-- Opening Marker --

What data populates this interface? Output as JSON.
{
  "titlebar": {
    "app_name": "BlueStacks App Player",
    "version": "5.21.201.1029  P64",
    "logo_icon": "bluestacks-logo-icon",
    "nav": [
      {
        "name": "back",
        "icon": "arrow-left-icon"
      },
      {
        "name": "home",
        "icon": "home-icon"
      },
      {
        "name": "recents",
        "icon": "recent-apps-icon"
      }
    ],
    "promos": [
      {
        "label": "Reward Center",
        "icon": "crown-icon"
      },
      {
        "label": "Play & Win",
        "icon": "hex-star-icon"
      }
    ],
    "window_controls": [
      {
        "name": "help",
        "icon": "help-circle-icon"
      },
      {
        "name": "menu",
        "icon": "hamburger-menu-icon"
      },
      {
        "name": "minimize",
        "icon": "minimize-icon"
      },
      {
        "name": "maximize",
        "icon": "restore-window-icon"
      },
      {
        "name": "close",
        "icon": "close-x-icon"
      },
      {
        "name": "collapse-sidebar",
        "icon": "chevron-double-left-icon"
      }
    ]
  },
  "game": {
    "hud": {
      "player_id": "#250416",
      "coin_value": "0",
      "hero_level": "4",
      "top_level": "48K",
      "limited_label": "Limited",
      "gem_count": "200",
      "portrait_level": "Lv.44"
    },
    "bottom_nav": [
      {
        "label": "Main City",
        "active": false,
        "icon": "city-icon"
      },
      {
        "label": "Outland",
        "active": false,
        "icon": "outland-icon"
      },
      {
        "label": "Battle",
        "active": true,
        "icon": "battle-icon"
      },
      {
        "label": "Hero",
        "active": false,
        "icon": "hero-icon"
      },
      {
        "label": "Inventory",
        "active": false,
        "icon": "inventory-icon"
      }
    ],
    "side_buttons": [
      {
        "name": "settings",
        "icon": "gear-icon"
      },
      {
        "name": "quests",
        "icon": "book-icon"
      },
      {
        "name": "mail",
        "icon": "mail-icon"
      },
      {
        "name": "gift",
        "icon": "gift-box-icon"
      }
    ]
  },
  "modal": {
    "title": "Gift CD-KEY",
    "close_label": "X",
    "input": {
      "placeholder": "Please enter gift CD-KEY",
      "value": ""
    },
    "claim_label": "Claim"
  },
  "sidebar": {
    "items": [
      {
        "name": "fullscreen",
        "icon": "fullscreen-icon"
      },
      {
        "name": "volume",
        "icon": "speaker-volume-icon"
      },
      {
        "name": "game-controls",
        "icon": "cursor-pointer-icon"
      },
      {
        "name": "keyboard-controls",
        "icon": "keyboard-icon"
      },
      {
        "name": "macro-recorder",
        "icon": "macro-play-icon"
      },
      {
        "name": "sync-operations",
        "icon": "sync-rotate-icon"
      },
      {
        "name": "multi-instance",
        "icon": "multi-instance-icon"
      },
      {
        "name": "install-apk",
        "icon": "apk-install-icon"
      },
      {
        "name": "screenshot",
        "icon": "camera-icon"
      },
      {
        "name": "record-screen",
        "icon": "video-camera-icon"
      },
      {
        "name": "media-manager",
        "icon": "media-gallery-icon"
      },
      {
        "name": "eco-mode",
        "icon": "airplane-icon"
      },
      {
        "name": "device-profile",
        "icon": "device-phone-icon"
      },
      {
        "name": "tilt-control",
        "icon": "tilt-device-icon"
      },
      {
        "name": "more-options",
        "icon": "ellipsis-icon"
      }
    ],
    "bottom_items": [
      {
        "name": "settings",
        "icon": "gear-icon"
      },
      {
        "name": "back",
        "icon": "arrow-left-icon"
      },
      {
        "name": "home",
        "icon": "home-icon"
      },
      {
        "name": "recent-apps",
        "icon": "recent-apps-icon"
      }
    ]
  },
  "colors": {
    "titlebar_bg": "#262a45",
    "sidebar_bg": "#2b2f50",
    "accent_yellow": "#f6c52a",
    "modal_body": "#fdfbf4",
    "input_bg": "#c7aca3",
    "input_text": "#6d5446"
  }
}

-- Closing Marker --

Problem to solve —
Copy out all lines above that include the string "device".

Solution to the problem —
        "name": "device-profile",
        "icon": "device-phone-icon"
        "icon": "tilt-device-icon"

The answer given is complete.